The best way to force USDOT to do its job is for both Congress and the White House to "jawbone" the new Secretary of Transportation, former Charlotte, NC Mayor Anthony Foxx. A responsible press, if there is such a thing, also needs to banner this scandal across the nation.

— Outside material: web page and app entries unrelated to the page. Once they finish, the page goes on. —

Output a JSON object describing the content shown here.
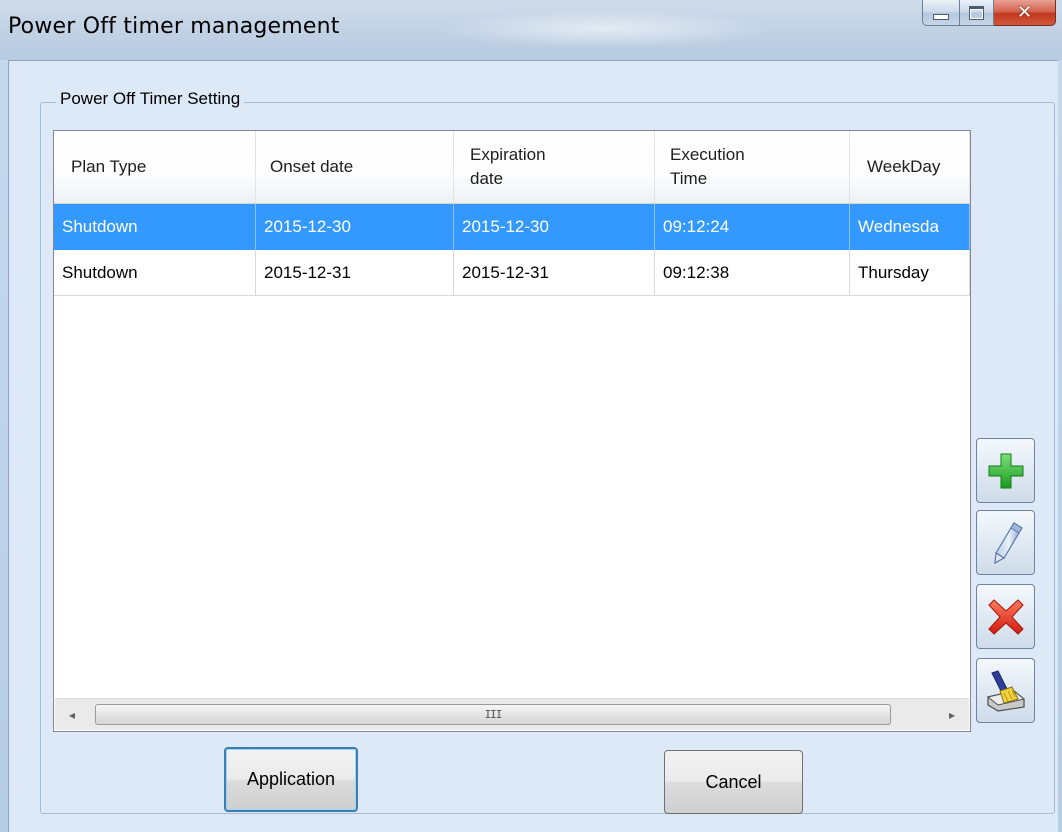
{
  "window": {
    "title": "Power Off timer management",
    "controls": {
      "minimize": "minimize-icon",
      "maximize": "maximize-icon",
      "close": "close-icon"
    }
  },
  "group": {
    "title": "Power Off Timer Setting"
  },
  "table": {
    "columns": [
      {
        "key": "plan_type",
        "label": "Plan Type"
      },
      {
        "key": "onset",
        "label": "Onset date"
      },
      {
        "key": "expiration",
        "label": "Expiration\ndate"
      },
      {
        "key": "exec_time",
        "label": "Execution\nTime"
      },
      {
        "key": "weekday",
        "label": "WeekDay"
      }
    ],
    "rows": [
      {
        "plan_type": "Shutdown",
        "onset": "2015-12-30",
        "expiration": "2015-12-30",
        "exec_time": "09:12:24",
        "weekday": "Wednesda",
        "selected": true
      },
      {
        "plan_type": "Shutdown",
        "onset": "2015-12-31",
        "expiration": "2015-12-31",
        "exec_time": "09:12:38",
        "weekday": "Thursday",
        "selected": false
      }
    ],
    "scrollbar": {
      "left_arrow": "◂",
      "right_arrow": "▸",
      "grip": "III"
    }
  },
  "side_buttons": [
    {
      "name": "add-button",
      "icon": "plus-icon",
      "color": "#2bb52e"
    },
    {
      "name": "edit-button",
      "icon": "pencil-icon",
      "color": "#6f93c8"
    },
    {
      "name": "delete-button",
      "icon": "red-x-icon",
      "color": "#e0261b"
    },
    {
      "name": "clear-button",
      "icon": "brush-clear-icon",
      "color": "#e8c830"
    }
  ],
  "footer": {
    "apply_label": "Application",
    "cancel_label": "Cancel"
  },
  "colors": {
    "selection": "#3399ff",
    "accent_border": "#3c7fb1"
  }
}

An alternate method is for a major consumer organization like CONSUMERS UNION (publisher of CONSUMER REPORTS Magazine) to ask for a Writ of Mandamus from the U.S. Court of Appeals for the District of Columbia (or another) Circuit, that will force the Secretary of Transportation to hold hearings to determine the reasonableness of the now-$400 change penalty on nonrefundable international airline tickets. I requested that CONSUMERS UNION take such action on April 8, 2013. However, on April 19, 2013, CONSUMERS UNION refused to lift a finger, and even refused to report the story to its readers. The culprits are its (thankfully-departing) President and CEO, James Guest, and its Washington-based Director of Federal Policy, Ellen Bloom. Mr. Guest prefers to peddle $14 “New Car Price Reports” to his readership, while carefully omitting to mention that the same information is available free from websites such as www.nada.com: a mockery of his organization’s sanctimoniously-proclaimed “ethics”. The Washington, DC-based consumer organization, PUBLIC CITIZEN, founded by Ralph Nader, refused to intervene as well, under the “leadership” of one Robert Weissman. It remains to be seen whether FLYERS’ RIGHTS or CONSUMER TRAVEL ALLIANCE will possess the requisite level of duty and responsibility to belatedly issue a press release describing the current situation, and campaign for swift reform on point.

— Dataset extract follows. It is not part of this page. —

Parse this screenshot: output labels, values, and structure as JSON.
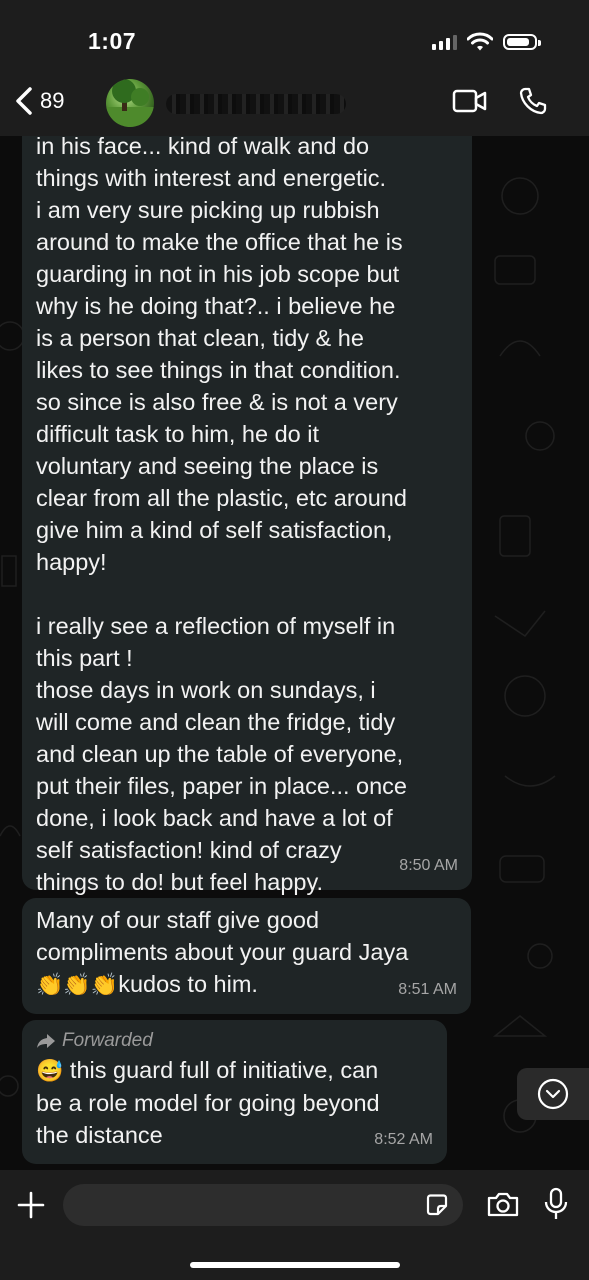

For a consumer advocate such as myself to try to penetrate the White House political swamp without being a large campaign donor first is ludicrous. I got dumped by its low-level, call-screening telephone switchboard operators into the meaningless “Comment Line” recording when I tried several times to reach a responsible Policy person there. And White House Counsel Kathryn Ruemmler never replied to a copy of this article that I mailed to her in early January, 2014. Such is the way of our political world. But it is a very valid question to ask why a top USDOT staffer in a Democratic Administration--Mr. Podberesky—has been more of a laissez-faire advocate in this important consumer matter than the most rabid “Tea Party” member. Fortunately for us all, Mr. Podberesky retired from USDOT in January, 2014. His first stop after leaving his USDOT desk for the last time should be a Koch Brothers’ front organization, or the Heritage Foundation, where he would doubtless be welcomed with open arms and wallets.
Vilas, North Carolina
UPDATED February 13, 2014
*DONALD L. PEVSNER, a Member of The Florida Bar, has been a prominent aviation consumer advocate since 1972, donating his time to the public interest. He is a former syndicated newspaper columnist for Universal Press Syndicate on travel consumer affairs.